At the risk of underscoring our fearless leader's purported disinterest in today's Triennial Review Order (TRO) from the FCC, I have to concede that the agency's most important task is to maximize its chances of being upheld on appeal, so that it can go back to focusing on more innovative services, such as Internet voice, wireless and broadband. The safest approach would have been for the agency to craft a concrete standard based on evidence of both actual and potential competition from multiple technologies, and from existing services such as "special access." Based on what we've heard, the Court will probably agree that the FCC has moved the ball forward, but the Devil's in the (forthcoming) details -- the full text of the order may not be out for days or weeks.
The FCC moved the ball forward in several ways. First, it signaled that competitors could no longer provide service, in essence, by leasing established phone companies' entire networks at steeply-discounted rates set by the government. Second, the agency stated it would consider the future prospects of competition in deciding whether companies entering the market are "impaired" and thereby entitled to lease those parts of the network the agency's rules still cover. Third, the agency established numeric thresholds so that incumbent phone companies will not be required to lease parts of their networks to competitors throughout geographic areas, rather than in specific locations.
Yet there are some potential risks in the agency's approach that cannot be fully evaluated until the order is released. Although the agency will be able to assure the Court that companies will need to invest in their own equipment to get the full economic benefit of owning a network, those assurances won't become effective until the end of long transitions lasting over a year or more. So the Court will need to decide whether those transitions are reasonable steps to prevent disruption of service to customers, or whether the agency has unduly prolonged obligations it had no authority to adopt in the first place. Similarly, although the FCC apparently has heeded the Court's warning not to disregard the prospects for future competition based on a variety of technologies and services, the Court may be skeptical that the agency afforded reasonable weight to such evidence. The numeric thresholds set by the agency, after all, do not appear to rely expressly on such evidence. And it's hard to shake the feeling that a Court that has criticized the FCC harshly for failing to comply with the law in this area three times previously may not be satisfied by a fourth attempt under which the FCC still would require incumbents to lease certain equipment in the vast majority of cases.
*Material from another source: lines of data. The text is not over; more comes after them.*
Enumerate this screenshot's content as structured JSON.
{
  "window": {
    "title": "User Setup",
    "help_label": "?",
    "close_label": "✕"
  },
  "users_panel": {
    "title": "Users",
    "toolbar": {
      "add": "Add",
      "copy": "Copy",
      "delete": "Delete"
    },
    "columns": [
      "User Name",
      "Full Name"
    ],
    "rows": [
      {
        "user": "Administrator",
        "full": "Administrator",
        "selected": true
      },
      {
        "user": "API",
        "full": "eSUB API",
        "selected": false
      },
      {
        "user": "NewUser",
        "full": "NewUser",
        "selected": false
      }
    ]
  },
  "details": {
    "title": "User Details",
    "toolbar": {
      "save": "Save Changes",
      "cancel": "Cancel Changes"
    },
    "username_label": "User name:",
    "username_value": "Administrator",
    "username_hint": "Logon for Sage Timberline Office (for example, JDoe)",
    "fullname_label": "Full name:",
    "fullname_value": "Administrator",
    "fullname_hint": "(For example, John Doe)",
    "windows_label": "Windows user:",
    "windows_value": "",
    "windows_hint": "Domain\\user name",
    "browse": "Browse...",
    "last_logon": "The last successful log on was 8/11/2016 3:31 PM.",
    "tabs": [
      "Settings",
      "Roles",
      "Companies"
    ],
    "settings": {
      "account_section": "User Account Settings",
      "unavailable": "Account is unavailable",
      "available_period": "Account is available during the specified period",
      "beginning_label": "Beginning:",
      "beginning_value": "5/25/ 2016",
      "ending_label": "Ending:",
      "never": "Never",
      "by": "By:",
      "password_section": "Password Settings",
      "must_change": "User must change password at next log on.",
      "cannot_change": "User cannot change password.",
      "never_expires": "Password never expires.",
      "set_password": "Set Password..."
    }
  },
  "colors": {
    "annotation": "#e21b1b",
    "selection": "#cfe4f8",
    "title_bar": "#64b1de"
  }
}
Only time (and the Court itself) will tell whether the pluses of today's decision outweigh its minuses. Thus, restraint is in order even with respect to my cautious optimism. Again, the consumer benefits of the competition covered in this decision already have been eclipsed by the benefits of wireless, Internet telephony and broadband. With any luck, the FCC may be able to put this proceeding to bed soon so it can devote more of its energies to finishing the framework to promote investment in these more innovative services.